WHAT TO WORK ON:
Lines in the records below that contain the word "JSON" must each be copied.

SUPPLIED MATERIAL:
:::::

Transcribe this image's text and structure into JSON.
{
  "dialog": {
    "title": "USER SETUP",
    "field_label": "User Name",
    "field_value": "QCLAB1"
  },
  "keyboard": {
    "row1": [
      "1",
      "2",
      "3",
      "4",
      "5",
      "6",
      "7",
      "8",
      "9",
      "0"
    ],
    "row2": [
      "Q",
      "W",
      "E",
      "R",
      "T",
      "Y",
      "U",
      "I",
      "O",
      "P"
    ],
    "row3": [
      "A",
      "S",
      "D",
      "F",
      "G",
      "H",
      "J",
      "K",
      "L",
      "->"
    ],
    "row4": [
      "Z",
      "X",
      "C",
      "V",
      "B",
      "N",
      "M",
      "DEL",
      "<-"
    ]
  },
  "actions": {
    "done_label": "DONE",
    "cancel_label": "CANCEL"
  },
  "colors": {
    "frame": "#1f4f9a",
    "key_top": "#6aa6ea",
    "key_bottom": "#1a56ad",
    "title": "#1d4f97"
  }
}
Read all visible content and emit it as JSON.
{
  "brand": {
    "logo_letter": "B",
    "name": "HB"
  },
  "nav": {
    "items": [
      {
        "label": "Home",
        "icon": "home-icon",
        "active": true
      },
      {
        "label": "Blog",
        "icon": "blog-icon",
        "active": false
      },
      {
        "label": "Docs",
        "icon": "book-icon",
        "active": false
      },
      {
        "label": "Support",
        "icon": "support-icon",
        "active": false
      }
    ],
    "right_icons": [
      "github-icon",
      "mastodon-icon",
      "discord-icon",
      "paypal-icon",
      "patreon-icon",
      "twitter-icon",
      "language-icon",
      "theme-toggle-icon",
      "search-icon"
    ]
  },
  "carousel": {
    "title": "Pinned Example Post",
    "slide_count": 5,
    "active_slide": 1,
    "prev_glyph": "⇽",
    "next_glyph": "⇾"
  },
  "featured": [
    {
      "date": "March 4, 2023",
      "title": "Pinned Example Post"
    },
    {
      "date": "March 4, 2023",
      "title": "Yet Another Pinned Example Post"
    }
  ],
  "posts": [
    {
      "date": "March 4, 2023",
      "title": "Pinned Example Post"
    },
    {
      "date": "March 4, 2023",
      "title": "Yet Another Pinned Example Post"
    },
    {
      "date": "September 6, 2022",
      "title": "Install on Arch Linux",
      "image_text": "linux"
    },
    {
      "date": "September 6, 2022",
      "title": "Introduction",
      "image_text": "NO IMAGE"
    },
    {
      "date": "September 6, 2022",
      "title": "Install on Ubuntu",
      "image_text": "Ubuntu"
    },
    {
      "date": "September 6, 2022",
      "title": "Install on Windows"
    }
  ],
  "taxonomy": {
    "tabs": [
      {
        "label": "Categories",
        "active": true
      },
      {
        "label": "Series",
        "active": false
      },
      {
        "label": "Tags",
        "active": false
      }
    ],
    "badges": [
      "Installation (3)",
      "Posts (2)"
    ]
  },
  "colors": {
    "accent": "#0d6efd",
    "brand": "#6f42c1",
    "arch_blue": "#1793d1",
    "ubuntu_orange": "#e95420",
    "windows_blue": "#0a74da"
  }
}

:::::

SOLUTION TO THIS PROBLEM:
Transcribe this image's text and structure into JSON.
Read all visible content and emit it as JSON.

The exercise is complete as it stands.